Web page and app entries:
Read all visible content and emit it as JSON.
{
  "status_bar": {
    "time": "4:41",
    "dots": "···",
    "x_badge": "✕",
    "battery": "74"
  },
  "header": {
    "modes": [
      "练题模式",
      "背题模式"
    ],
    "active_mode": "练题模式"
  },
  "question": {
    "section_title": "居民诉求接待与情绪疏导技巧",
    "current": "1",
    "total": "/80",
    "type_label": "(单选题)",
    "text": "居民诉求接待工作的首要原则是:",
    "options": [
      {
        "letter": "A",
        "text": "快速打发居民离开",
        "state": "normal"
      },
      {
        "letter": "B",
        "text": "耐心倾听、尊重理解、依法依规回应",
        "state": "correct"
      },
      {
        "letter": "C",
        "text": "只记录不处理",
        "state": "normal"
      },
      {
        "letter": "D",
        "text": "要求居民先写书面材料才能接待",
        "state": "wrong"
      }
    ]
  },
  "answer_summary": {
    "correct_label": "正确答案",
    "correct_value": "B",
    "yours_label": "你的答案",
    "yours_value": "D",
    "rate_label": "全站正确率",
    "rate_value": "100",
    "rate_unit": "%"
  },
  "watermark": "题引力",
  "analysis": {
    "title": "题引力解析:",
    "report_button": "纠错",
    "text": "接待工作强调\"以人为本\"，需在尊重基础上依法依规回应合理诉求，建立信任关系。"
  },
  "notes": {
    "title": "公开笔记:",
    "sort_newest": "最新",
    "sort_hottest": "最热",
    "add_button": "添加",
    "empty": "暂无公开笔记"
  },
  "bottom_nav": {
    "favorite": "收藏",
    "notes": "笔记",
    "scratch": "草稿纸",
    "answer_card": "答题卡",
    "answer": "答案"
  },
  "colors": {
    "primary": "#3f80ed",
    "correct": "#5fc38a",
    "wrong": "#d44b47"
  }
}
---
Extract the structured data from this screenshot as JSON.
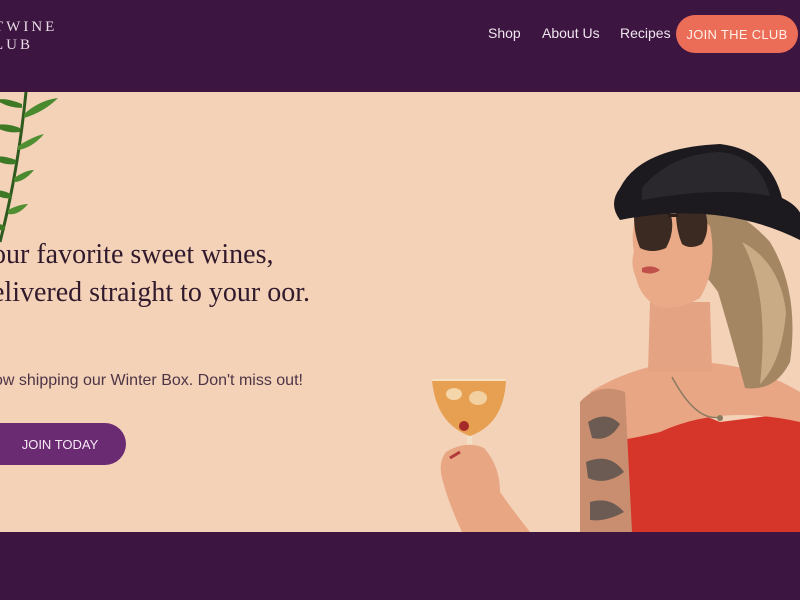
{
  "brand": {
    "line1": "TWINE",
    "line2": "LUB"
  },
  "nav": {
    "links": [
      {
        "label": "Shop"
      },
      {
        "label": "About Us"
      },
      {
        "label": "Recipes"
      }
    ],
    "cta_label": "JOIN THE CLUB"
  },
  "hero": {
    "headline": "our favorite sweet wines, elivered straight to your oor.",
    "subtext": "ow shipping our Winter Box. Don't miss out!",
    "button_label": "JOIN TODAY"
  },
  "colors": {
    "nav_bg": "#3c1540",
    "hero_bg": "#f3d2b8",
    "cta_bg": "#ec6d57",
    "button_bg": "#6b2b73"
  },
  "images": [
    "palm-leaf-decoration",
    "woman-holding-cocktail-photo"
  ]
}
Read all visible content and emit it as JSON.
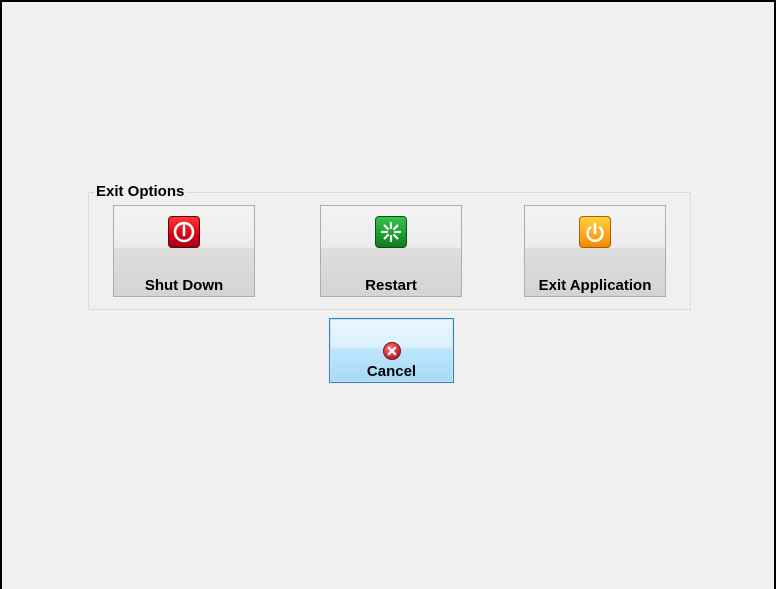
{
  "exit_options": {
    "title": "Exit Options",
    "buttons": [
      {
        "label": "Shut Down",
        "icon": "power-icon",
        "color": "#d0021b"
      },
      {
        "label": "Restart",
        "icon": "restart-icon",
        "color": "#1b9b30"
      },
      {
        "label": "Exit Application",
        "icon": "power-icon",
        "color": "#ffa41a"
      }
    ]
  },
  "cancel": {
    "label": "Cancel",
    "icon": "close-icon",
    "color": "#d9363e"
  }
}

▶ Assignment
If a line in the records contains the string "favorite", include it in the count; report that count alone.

▶ Solution to the problem
2